[Records from a dataset]
· · · · · · ·
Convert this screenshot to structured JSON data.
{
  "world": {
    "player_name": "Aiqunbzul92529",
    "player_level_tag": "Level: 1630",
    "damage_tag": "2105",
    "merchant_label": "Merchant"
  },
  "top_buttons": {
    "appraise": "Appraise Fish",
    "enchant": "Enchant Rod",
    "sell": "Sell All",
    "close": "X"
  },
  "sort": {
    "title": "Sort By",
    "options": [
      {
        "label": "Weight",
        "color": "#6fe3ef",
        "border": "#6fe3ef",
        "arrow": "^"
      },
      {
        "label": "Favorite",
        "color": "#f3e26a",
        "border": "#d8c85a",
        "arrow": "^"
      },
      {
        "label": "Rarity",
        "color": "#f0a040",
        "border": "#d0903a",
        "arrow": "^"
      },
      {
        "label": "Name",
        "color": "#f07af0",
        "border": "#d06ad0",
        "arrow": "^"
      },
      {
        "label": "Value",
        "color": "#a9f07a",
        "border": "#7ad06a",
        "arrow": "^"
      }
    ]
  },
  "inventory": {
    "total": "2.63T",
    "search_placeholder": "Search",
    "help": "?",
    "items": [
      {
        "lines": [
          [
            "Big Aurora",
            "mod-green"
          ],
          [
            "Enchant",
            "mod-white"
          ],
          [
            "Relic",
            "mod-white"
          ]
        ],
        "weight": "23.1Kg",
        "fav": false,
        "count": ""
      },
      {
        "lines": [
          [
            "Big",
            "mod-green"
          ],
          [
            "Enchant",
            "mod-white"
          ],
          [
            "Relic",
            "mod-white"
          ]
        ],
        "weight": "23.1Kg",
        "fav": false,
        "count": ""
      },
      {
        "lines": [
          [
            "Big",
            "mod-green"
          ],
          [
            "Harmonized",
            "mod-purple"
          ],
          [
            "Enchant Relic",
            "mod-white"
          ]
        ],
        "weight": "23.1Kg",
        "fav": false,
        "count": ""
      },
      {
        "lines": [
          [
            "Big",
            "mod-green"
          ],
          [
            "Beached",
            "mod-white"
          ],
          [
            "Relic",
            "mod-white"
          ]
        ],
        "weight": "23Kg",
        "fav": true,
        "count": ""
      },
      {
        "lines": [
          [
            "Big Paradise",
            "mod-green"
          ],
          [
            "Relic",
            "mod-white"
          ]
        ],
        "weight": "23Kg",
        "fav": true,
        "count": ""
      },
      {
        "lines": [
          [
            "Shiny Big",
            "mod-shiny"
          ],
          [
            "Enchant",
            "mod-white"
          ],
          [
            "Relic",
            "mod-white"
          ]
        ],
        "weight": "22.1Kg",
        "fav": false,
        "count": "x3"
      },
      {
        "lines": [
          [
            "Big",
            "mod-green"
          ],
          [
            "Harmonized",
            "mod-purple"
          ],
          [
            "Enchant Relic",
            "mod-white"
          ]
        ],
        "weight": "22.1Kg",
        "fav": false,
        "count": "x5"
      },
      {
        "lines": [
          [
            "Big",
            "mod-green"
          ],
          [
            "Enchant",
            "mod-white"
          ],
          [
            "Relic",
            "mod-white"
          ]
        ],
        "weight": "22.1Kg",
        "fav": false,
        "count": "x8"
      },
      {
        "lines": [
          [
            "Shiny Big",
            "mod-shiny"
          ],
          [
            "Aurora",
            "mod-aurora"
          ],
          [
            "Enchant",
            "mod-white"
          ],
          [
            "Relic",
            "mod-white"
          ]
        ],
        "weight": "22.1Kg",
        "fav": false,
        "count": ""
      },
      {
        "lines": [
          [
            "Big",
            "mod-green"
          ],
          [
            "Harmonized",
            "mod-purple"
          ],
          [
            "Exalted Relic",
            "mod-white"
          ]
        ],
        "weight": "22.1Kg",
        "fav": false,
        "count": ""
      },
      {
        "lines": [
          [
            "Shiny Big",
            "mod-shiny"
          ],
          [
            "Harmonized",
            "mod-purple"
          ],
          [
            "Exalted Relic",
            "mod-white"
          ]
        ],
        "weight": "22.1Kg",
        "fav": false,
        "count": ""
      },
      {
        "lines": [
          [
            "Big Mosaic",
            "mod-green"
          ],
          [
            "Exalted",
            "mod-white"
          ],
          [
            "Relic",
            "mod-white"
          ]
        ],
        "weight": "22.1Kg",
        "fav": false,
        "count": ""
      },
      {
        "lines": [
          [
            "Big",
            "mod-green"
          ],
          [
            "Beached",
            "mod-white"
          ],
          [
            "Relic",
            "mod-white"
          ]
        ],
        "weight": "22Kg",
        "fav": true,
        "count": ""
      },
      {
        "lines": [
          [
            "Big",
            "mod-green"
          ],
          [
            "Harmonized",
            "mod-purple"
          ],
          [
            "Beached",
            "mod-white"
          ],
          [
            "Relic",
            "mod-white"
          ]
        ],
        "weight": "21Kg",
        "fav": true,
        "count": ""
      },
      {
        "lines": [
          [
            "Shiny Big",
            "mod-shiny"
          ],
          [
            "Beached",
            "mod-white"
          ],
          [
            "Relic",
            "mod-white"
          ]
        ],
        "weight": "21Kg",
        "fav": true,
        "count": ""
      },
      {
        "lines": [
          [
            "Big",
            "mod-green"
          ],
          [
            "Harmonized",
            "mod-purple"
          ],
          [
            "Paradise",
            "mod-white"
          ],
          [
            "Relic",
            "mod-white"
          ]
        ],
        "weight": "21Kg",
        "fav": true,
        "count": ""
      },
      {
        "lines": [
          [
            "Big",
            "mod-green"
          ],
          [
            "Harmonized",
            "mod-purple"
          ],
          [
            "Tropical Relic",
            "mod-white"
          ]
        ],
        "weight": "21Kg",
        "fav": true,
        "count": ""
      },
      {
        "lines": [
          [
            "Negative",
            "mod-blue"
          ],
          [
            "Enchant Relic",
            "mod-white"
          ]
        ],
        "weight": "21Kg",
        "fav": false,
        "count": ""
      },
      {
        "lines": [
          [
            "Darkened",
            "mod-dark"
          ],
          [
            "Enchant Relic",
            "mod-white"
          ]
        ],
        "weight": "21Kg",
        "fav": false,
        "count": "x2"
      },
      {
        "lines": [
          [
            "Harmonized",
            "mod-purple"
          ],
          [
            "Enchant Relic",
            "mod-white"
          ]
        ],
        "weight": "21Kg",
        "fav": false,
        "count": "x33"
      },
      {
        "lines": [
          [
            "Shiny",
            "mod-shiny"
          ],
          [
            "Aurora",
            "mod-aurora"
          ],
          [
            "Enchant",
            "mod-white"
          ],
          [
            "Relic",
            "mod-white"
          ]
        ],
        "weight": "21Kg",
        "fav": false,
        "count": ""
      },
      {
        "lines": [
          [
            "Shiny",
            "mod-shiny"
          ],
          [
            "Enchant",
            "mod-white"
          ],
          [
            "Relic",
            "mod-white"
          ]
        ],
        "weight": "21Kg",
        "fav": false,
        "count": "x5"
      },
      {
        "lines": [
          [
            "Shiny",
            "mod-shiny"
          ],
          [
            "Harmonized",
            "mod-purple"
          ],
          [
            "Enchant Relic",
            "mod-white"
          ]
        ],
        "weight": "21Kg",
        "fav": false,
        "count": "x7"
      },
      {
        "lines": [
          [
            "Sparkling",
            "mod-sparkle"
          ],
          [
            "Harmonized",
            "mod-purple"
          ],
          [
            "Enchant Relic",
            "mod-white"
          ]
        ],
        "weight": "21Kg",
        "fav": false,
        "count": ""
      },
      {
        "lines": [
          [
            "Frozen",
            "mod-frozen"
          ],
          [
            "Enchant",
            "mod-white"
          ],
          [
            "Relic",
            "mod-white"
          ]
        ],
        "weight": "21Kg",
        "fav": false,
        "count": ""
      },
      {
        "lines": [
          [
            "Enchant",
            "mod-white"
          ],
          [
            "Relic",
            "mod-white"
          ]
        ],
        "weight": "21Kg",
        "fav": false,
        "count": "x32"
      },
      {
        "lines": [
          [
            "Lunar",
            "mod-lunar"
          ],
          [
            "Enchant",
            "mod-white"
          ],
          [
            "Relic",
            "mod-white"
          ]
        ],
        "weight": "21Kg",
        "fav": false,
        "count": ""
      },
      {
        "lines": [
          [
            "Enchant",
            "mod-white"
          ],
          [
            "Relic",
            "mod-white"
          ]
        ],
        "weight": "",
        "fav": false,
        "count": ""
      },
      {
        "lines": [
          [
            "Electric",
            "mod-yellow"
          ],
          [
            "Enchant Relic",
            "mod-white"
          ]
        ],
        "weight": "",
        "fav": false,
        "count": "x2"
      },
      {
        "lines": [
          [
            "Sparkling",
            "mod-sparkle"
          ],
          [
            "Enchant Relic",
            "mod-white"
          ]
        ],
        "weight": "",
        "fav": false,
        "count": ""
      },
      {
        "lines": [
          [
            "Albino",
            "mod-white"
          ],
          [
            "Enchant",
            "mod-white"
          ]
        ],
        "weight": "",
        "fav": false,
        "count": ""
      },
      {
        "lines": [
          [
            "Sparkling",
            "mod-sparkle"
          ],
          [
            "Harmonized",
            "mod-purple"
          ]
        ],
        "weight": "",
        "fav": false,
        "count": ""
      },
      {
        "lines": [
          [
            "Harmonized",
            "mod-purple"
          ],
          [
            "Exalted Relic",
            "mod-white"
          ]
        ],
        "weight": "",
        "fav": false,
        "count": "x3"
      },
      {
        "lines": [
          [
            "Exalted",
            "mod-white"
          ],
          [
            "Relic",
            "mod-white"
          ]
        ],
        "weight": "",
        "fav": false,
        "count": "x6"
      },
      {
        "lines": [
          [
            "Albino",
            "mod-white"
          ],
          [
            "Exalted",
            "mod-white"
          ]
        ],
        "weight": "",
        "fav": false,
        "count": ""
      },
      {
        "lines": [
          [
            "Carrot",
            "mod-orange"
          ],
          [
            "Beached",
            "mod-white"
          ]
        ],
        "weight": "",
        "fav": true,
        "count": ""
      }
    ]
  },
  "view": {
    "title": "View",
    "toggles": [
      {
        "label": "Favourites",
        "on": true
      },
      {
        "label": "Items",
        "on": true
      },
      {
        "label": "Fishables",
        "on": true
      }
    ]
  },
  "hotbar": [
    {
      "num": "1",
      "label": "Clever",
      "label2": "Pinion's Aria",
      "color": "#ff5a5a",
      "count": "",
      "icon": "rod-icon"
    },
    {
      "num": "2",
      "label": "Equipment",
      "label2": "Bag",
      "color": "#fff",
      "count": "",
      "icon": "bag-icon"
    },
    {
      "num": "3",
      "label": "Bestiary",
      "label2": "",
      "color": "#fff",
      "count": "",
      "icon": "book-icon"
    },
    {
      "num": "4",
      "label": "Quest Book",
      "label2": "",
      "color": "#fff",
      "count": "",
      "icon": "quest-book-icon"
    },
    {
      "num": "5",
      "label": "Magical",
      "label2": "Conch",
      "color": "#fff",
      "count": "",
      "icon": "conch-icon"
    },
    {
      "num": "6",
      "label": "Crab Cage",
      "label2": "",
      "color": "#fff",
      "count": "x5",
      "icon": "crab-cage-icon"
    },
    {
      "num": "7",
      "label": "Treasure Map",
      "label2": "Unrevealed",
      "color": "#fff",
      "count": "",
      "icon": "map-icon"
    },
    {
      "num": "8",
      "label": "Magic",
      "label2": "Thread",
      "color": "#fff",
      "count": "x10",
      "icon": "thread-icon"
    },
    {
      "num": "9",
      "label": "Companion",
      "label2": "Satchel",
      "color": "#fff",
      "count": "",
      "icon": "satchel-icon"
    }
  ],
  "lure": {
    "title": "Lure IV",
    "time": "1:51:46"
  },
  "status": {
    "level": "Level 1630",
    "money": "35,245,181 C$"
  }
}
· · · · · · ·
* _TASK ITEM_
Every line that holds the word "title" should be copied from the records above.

* _REPLY_
    "title": "Sort By",
    "title": "View",
    "title": "Lure IV",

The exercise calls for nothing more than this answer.